Task data
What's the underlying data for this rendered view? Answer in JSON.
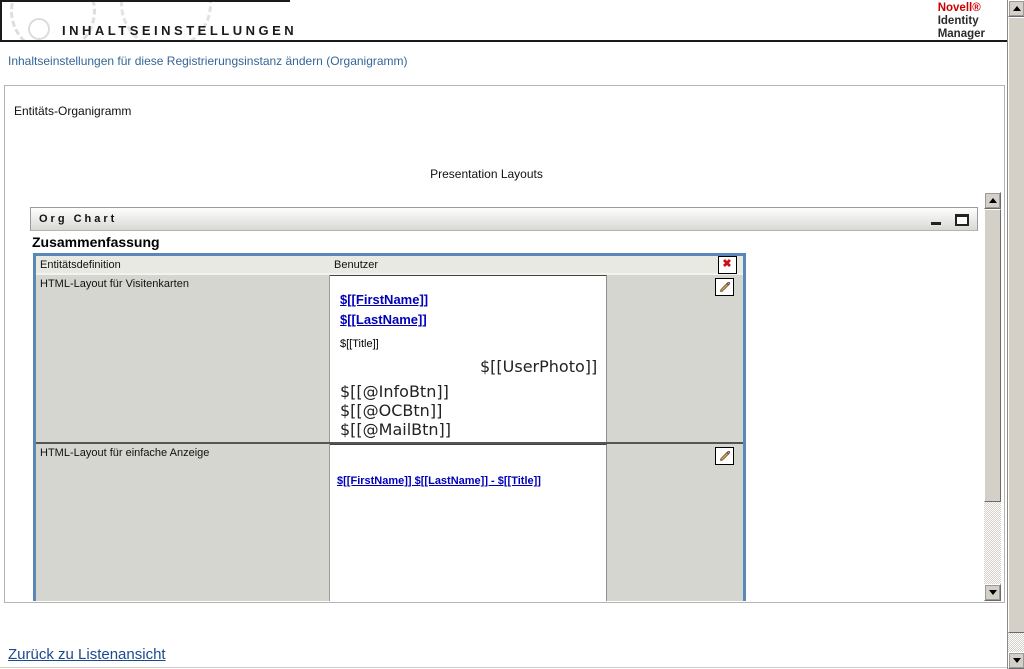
{
  "header": {
    "title": "INHALTSEINSTELLUNGEN",
    "brand": {
      "name": "Novell®",
      "line1": "Identity",
      "line2": "Manager"
    }
  },
  "breadcrumb": "Inhaltseinstellungen für diese Registrierungsinstanz ändern (Organigramm)",
  "panel": {
    "entity_label": "Entitäts-Organigramm",
    "section_title": "Presentation Layouts"
  },
  "org_chart": {
    "window_title": "Org Chart",
    "summary_title": "Zusammenfassung",
    "table": {
      "header_label": "Entitätsdefinition",
      "header_value": "Benutzer",
      "rows": [
        {
          "label": "HTML-Layout für Visitenkarten",
          "card": {
            "links": [
              "$[[FirstName]]",
              "$[[LastName]]"
            ],
            "title_token": "$[[Title]]",
            "photo_token": "$[[UserPhoto]]",
            "buttons": [
              "$[[@InfoBtn]]",
              "$[[@OCBtn]]",
              "$[[@MailBtn]]"
            ]
          }
        },
        {
          "label": "HTML-Layout für einfache Anzeige",
          "layout_text": "$[[FirstName]] $[[LastName]] - $[[Title]]"
        }
      ]
    }
  },
  "icons": {
    "delete": "✖"
  },
  "footer": {
    "back_link": "Zurück zu Listenansicht"
  },
  "colors": {
    "table_border": "#5b87b8",
    "brand_red": "#cc0000",
    "card_link_blue": "#0000bb",
    "breadcrumb_blue": "#336699",
    "footer_link_blue": "#1b4a8f",
    "cell_gray": "#d6d6d0",
    "header_row_gray": "#e9e9e3",
    "scrollbar_face": "#d4d0c8"
  }
}
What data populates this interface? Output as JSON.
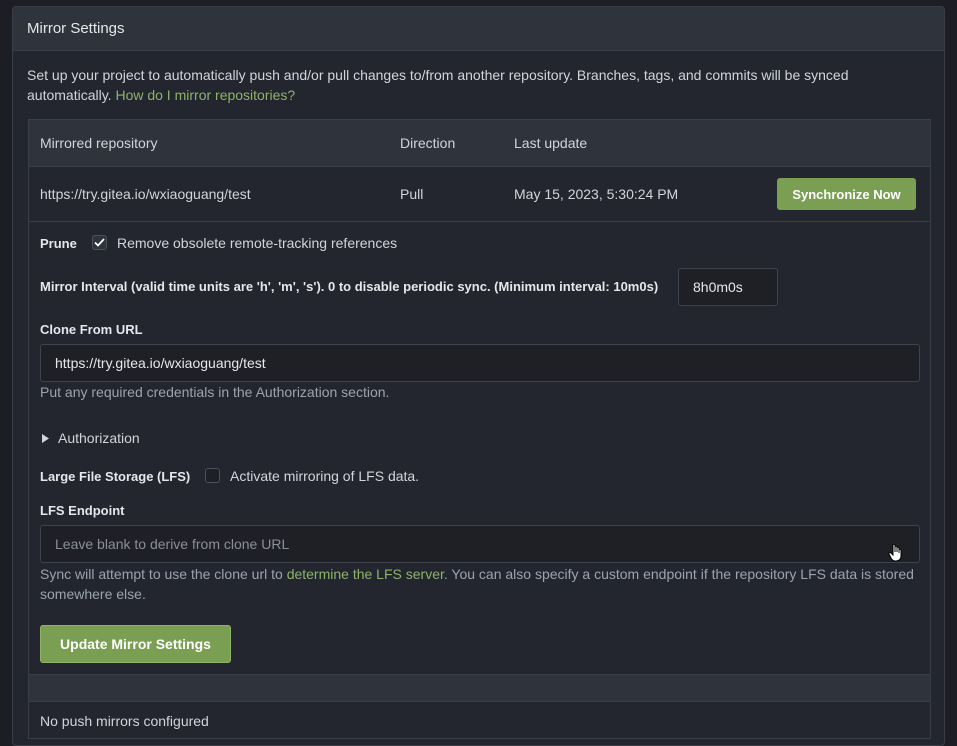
{
  "panel": {
    "title": "Mirror Settings",
    "intro_text": "Set up your project to automatically push and/or pull changes to/from another repository. Branches, tags, and commits will be synced automatically.",
    "intro_link": "How do I mirror repositories?"
  },
  "table": {
    "headers": [
      "Mirrored repository",
      "Direction",
      "Last update"
    ],
    "row": {
      "repository": "https://try.gitea.io/wxiaoguang/test",
      "direction": "Pull",
      "last_update": "May 15, 2023, 5:30:24 PM",
      "sync_button": "Synchronize Now"
    }
  },
  "form": {
    "prune_label": "Prune",
    "prune_checkbox_label": "Remove obsolete remote-tracking references",
    "prune_checked": true,
    "interval_label": "Mirror Interval (valid time units are 'h', 'm', 's'). 0 to disable periodic sync. (Minimum interval: 10m0s)",
    "interval_value": "8h0m0s",
    "clone_label": "Clone From URL",
    "clone_value": "https://try.gitea.io/wxiaoguang/test",
    "clone_help": "Put any required credentials in the Authorization section.",
    "authorization_toggle": "Authorization",
    "lfs_label": "Large File Storage (LFS)",
    "lfs_checkbox_label": "Activate mirroring of LFS data.",
    "lfs_checked": false,
    "lfs_endpoint_label": "LFS Endpoint",
    "lfs_endpoint_placeholder": "Leave blank to derive from clone URL",
    "lfs_help_before": "Sync will attempt to use the clone url to",
    "lfs_help_link": "determine the LFS server",
    "lfs_help_after": ". You can also specify a custom endpoint if the repository LFS data is stored somewhere else.",
    "update_button": "Update Mirror Settings"
  },
  "push_mirrors": {
    "empty_text": "No push mirrors configured"
  },
  "colors": {
    "accent": "#7a9e52",
    "link": "#8fb26b",
    "background": "#1c1e24"
  }
}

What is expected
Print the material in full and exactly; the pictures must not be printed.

Answer section
What's the underlying data for this rendered view? Answer in JSON.
{
  "header": {
    "title": "INHALTSEINSTELLUNGEN",
    "brand": {
      "name": "Novell®",
      "line1": "Identity",
      "line2": "Manager"
    }
  },
  "breadcrumb": "Inhaltseinstellungen für diese Registrierungsinstanz ändern (Organigramm)",
  "panel": {
    "entity_label": "Entitäts-Organigramm",
    "section_title": "Presentation Layouts"
  },
  "org_chart": {
    "window_title": "Org Chart",
    "summary_title": "Zusammenfassung",
    "table": {
      "header_label": "Entitätsdefinition",
      "header_value": "Benutzer",
      "rows": [
        {
          "label": "HTML-Layout für Visitenkarten",
          "card": {
            "links": [
              "$[[FirstName]]",
              "$[[LastName]]"
            ],
            "title_token": "$[[Title]]",
            "photo_token": "$[[UserPhoto]]",
            "buttons": [
              "$[[@InfoBtn]]",
              "$[[@OCBtn]]",
              "$[[@MailBtn]]"
            ]
          }
        },
        {
          "label": "HTML-Layout für einfache Anzeige",
          "layout_text": "$[[FirstName]] $[[LastName]] - $[[Title]]"
        }
      ]
    }
  },
  "icons": {
    "delete": "✖"
  },
  "footer": {
    "back_link": "Zurück zu Listenansicht"
  },
  "colors": {
    "table_border": "#5b87b8",
    "brand_red": "#cc0000",
    "card_link_blue": "#0000bb",
    "breadcrumb_blue": "#336699",
    "footer_link_blue": "#1b4a8f",
    "cell_gray": "#d6d6d0",
    "header_row_gray": "#e9e9e3",
    "scrollbar_face": "#d4d0c8"
  }
}
What data populates this interface? Output as JSON.
{
  "panel": {
    "title": "Mirror Settings",
    "intro_text": "Set up your project to automatically push and/or pull changes to/from another repository. Branches, tags, and commits will be synced automatically.",
    "intro_link": "How do I mirror repositories?"
  },
  "table": {
    "headers": [
      "Mirrored repository",
      "Direction",
      "Last update"
    ],
    "row": {
      "repository": "https://try.gitea.io/wxiaoguang/test",
      "direction": "Pull",
      "last_update": "May 15, 2023, 5:30:24 PM",
      "sync_button": "Synchronize Now"
    }
  },
  "form": {
    "prune_label": "Prune",
    "prune_checkbox_label": "Remove obsolete remote-tracking references",
    "prune_checked": true,
    "interval_label": "Mirror Interval (valid time units are 'h', 'm', 's'). 0 to disable periodic sync. (Minimum interval: 10m0s)",
    "interval_value": "8h0m0s",
    "clone_label": "Clone From URL",
    "clone_value": "https://try.gitea.io/wxiaoguang/test",
    "clone_help": "Put any required credentials in the Authorization section.",
    "authorization_toggle": "Authorization",
    "lfs_label": "Large File Storage (LFS)",
    "lfs_checkbox_label": "Activate mirroring of LFS data.",
    "lfs_checked": false,
    "lfs_endpoint_label": "LFS Endpoint",
    "lfs_endpoint_placeholder": "Leave blank to derive from clone URL",
    "lfs_help_before": "Sync will attempt to use the clone url to",
    "lfs_help_link": "determine the LFS server",
    "lfs_help_after": ". You can also specify a custom endpoint if the repository LFS data is stored somewhere else.",
    "update_button": "Update Mirror Settings"
  },
  "push_mirrors": {
    "empty_text": "No push mirrors configured"
  },
  "colors": {
    "accent": "#7a9e52",
    "link": "#8fb26b",
    "background": "#1c1e24"
  }
}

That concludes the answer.